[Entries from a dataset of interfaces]
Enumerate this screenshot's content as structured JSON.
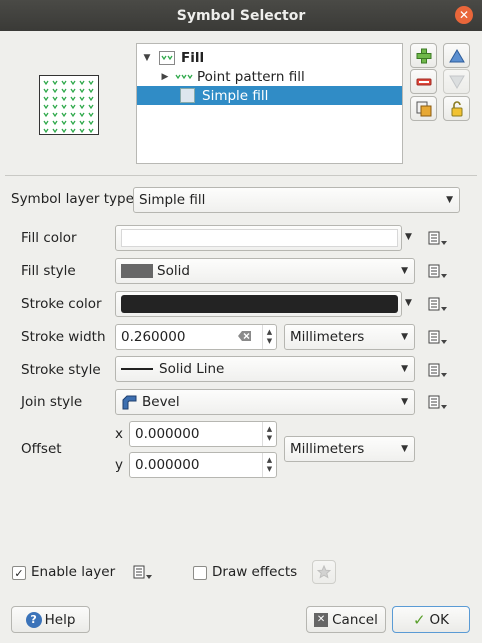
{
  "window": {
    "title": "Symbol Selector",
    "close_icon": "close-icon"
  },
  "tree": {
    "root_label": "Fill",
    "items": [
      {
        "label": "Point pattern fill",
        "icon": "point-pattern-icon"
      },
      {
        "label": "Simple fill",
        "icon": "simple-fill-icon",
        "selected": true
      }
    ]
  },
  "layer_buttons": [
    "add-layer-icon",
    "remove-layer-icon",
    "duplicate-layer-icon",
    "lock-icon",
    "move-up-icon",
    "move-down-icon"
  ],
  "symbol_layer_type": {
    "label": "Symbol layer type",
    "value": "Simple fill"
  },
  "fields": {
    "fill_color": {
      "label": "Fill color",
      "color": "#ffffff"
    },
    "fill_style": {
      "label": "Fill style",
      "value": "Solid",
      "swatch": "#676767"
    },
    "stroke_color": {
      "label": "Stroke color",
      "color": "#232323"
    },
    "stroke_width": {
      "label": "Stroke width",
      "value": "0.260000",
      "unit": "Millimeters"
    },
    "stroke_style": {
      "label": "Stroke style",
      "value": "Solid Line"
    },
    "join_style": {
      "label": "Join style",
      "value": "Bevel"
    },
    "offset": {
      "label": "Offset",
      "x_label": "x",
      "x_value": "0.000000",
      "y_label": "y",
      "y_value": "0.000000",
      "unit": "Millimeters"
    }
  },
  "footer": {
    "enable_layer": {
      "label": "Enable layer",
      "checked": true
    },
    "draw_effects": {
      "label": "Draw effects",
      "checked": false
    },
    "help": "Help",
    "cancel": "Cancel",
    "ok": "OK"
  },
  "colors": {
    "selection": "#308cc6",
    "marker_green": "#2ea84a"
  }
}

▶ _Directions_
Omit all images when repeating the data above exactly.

▶ _Output for this exercise_
Enumerate this screenshot's content as structured JSON.
{
  "window": {
    "title": "Symbol Selector",
    "close_icon": "close-icon"
  },
  "tree": {
    "root_label": "Fill",
    "items": [
      {
        "label": "Point pattern fill",
        "icon": "point-pattern-icon"
      },
      {
        "label": "Simple fill",
        "icon": "simple-fill-icon",
        "selected": true
      }
    ]
  },
  "layer_buttons": [
    "add-layer-icon",
    "remove-layer-icon",
    "duplicate-layer-icon",
    "lock-icon",
    "move-up-icon",
    "move-down-icon"
  ],
  "symbol_layer_type": {
    "label": "Symbol layer type",
    "value": "Simple fill"
  },
  "fields": {
    "fill_color": {
      "label": "Fill color",
      "color": "#ffffff"
    },
    "fill_style": {
      "label": "Fill style",
      "value": "Solid",
      "swatch": "#676767"
    },
    "stroke_color": {
      "label": "Stroke color",
      "color": "#232323"
    },
    "stroke_width": {
      "label": "Stroke width",
      "value": "0.260000",
      "unit": "Millimeters"
    },
    "stroke_style": {
      "label": "Stroke style",
      "value": "Solid Line"
    },
    "join_style": {
      "label": "Join style",
      "value": "Bevel"
    },
    "offset": {
      "label": "Offset",
      "x_label": "x",
      "x_value": "0.000000",
      "y_label": "y",
      "y_value": "0.000000",
      "unit": "Millimeters"
    }
  },
  "footer": {
    "enable_layer": {
      "label": "Enable layer",
      "checked": true
    },
    "draw_effects": {
      "label": "Draw effects",
      "checked": false
    },
    "help": "Help",
    "cancel": "Cancel",
    "ok": "OK"
  },
  "colors": {
    "selection": "#308cc6",
    "marker_green": "#2ea84a"
  }
}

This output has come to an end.